When making the packaging that contains drugs that people rely on for their health, James Lee, the director of technology and innovation at Jones Packaging, always has safety at the top of his mind, and that guides his design.
Today, that means using a child-proof lid that prevents minors from taking potentially harmful pharmaceuticals. But Lee thinks it could take another, even more useful form in the near future. He imagines a sensor embedded into the packaging that would detect if a drug or vaccine is kept at the appropriate temperature to ensure that it doesn’t spoil. If it does, it could send a warning to the person that needs to take it.
It’s possible with one of the latest trends encompassed by the Internet of Things – printable electronics. It’s a process by which basic electronic circuitry is applied to materials using traditional print processes. Applied to packaging, that could enable some basic on-board functionality and even communication with other devices.
“There’s a possibility that our package could have an IP address and it could have a data point in a web of analytics,” Lee says. “Can a package be a data collection tool? Can a package activate your smartphone? These are the types of things we’re thinking a package could do to be more functional.”
It’s also the type of things that the Canadian Printable Electronics Industry Association (CPEIA) is interested in seeing happen with a solidified Canadian supply chain. Founded last year and going public in November at the Printed Electronics USA conference, CPEIA is seeking to bring together industry players, academic researchers, government organizations and eventually the business users of printable electronics solutions into a single group. Supported in motive by the National Research Council, the association has now grown to include more than 40 members, including Jones Packaging.
For executive director Peter Kallai, the organization’s goal is clear – bring together the right partners that need to work together in order for commercially viable solutions to be created. It’s also about education.
“At the moment, most people don’t know about printable electronics, just like people didn’t know about transistors at one point,” he says. “We have a lot less expensive manufacturing techniques and much higher volume techniques, but we’re not pursuing the same type of intensive computing.”
No one affiliated with CPEIA would suggest that the organic materials used in printable electronics could come anywhere close to matching the computing power or memory storage of silicon. But thanks to another trend that’s already more mature – namely the rapid adoption of smartphones among Canadians – any computing power required for a solution can be offloaded to a personal device such as an iPhone.
Some basic circuitry has been put to use without a companion device to aid it, such as the packaging used for Bombay Sapphire.

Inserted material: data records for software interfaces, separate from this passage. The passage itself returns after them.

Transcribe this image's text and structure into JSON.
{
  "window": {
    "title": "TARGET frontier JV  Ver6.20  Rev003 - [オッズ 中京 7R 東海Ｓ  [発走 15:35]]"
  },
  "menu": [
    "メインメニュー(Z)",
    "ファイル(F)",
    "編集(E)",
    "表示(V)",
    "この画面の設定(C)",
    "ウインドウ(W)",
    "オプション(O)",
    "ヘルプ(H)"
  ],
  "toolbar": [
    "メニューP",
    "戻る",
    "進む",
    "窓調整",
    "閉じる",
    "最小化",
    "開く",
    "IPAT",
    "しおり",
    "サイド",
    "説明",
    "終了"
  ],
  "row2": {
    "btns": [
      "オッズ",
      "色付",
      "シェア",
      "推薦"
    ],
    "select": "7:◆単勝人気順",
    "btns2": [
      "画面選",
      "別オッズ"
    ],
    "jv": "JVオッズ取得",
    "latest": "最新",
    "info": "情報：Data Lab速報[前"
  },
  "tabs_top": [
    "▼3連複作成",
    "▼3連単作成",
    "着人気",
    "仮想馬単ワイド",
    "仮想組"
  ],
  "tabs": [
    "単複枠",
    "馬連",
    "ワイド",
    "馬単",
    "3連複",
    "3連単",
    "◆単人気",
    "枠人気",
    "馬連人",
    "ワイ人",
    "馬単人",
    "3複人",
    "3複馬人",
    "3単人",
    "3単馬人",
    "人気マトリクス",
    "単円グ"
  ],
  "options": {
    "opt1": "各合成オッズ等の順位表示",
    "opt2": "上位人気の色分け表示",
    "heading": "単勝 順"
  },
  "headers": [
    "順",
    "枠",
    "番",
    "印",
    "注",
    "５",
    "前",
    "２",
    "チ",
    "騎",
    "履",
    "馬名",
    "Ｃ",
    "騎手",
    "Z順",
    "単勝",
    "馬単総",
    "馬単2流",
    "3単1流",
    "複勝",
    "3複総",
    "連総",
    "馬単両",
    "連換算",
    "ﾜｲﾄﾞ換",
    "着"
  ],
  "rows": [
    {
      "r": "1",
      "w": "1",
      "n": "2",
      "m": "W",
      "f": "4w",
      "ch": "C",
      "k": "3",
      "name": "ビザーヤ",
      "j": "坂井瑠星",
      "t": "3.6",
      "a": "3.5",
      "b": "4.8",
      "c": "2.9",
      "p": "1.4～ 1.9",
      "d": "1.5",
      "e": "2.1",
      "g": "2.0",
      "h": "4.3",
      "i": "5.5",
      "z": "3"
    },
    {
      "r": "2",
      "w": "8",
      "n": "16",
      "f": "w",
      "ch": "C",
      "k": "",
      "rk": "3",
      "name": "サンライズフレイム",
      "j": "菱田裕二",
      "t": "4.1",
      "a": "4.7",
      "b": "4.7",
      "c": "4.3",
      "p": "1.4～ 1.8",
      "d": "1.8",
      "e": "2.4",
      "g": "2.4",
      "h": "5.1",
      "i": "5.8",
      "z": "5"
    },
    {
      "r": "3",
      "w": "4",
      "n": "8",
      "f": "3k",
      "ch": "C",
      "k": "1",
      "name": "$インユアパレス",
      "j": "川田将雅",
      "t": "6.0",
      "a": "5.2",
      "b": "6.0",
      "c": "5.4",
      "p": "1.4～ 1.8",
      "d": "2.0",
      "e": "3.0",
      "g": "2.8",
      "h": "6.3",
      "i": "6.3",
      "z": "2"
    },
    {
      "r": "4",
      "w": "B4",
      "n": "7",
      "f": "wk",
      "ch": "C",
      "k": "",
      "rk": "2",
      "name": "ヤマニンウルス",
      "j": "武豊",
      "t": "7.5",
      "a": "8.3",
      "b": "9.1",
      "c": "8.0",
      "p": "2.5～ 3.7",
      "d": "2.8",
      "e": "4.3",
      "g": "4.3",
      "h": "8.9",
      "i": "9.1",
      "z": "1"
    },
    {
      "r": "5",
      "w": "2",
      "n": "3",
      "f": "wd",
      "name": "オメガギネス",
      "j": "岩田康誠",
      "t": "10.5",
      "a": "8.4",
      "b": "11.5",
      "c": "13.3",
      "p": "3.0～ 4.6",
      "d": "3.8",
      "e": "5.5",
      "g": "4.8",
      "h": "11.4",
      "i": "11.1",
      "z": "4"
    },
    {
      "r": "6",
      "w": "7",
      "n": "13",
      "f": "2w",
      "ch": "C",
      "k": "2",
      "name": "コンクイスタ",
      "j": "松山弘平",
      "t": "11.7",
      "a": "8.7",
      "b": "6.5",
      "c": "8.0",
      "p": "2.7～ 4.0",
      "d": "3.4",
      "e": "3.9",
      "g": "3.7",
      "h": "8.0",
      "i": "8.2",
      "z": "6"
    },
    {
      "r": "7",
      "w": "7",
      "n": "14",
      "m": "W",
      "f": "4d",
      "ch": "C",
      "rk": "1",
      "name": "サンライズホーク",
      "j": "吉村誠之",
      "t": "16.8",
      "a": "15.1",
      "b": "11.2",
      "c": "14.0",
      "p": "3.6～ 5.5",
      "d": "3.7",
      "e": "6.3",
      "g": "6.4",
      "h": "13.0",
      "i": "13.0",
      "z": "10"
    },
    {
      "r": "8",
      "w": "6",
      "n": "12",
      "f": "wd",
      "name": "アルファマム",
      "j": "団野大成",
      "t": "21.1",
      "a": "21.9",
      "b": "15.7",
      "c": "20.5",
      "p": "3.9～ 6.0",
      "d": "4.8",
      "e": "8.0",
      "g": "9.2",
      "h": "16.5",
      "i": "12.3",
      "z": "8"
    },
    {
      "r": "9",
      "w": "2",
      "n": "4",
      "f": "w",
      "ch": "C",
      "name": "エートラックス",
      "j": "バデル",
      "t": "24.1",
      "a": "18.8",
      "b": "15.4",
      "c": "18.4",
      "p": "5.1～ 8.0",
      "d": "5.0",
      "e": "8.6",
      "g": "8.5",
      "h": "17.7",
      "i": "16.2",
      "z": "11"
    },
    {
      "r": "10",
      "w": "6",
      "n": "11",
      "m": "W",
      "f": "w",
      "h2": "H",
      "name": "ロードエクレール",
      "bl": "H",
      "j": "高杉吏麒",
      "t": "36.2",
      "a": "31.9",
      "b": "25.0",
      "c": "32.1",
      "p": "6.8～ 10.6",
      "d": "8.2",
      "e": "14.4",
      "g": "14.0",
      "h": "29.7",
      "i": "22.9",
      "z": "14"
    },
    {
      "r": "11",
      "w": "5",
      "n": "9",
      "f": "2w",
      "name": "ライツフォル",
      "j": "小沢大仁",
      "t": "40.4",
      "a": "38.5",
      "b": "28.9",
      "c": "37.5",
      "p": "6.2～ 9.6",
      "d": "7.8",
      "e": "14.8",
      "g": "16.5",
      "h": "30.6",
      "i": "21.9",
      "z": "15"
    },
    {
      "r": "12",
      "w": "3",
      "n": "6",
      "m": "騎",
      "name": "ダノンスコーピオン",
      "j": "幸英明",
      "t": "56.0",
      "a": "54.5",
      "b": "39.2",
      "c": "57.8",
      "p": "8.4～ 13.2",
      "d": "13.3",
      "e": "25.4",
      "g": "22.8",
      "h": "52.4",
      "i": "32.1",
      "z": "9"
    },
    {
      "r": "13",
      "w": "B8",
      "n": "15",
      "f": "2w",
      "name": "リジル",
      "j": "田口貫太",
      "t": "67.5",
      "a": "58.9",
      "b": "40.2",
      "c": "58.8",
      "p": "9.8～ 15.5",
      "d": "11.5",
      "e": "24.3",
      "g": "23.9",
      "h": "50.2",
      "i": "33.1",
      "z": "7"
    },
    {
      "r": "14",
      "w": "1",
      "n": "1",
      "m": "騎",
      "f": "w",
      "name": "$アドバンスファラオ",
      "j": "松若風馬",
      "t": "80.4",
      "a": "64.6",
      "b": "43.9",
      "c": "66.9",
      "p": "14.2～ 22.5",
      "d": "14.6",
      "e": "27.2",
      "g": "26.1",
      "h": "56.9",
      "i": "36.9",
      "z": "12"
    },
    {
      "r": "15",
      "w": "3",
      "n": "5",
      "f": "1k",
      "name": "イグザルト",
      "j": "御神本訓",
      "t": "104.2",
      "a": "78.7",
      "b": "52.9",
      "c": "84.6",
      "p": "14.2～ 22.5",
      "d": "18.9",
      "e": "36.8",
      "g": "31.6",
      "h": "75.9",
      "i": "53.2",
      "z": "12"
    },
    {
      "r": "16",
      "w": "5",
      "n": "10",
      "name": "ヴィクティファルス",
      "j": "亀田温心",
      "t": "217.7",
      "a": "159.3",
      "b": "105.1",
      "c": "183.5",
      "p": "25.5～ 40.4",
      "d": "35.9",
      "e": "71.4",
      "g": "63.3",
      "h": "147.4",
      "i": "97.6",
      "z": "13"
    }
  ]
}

The gin is commonly seen by Canadians browsing duty free stores at airports, and it uses printed circuitry to light up a pattern on the packaging and serve as an eye-catching method to draw in shoppers.
But Lee imagines some more comprehensive approaches to printable electronics.
“When I got into a store and I’m looking at something, I’ve got my phone in hand I’m looking up prices and reviews,” he says. “How can we make that more interactive? If we can increase interactivity, then maybe we can sell more units. That has a trickle down effect to us.”
Lee gives the example of another application in the market today – Touchcode. Using a special capacitive layer, a special conductive ink can be placed on packaging that encourages users to touch the screen of their smartphone to trigger an event.
“The ink has a unique bar code pattern that the smartphone can detect with it’s touching it,” he says. “You can do it through a custom app or a web app.”
Before Canada’s printable electronics supply chain gets to the point where it’s churning out solutions like this, Kallai and his association have some work to do. But it’s not wasting any time. This week, it announced a memorandum of understanding with the Canadian Manufacturers and Exporters, agreeing to explore opportunities with printable electronics. That adds to the Continental Automated Buildings Association agreement signed in January.
Support from the NRC comes in the form of access to its resources in the printable electronics research and development program that it is running. Kallai says NRC has provided CPEIA with access to technical expertise and allowed it to show off its facilities to association members.
CPEIA has also organized a symposium event in Montreal for April 21-22, featuring a keynote from Parc, the Xerox R&D centre that has explored printable electronics for some time. The NRC is also a silver sponsor.
A year from now “the audience will know how to spell printable electronics and they will be more interested in working with this technology,” Kallai says. “I’d like to see an organization with 120 members, and 10 per cent being end-users that want to work with us.”
There’s already one end-user that’s been drawn to the association and what it might be able to accomplish – the Bank of Canada. “They think printable electronics can bring something to the paper currency we use,” Kallai says.
We don’t know what that will be at this point, but it’s probably not going to be a $20 bill a light-up pattern around the Queen’s likeness.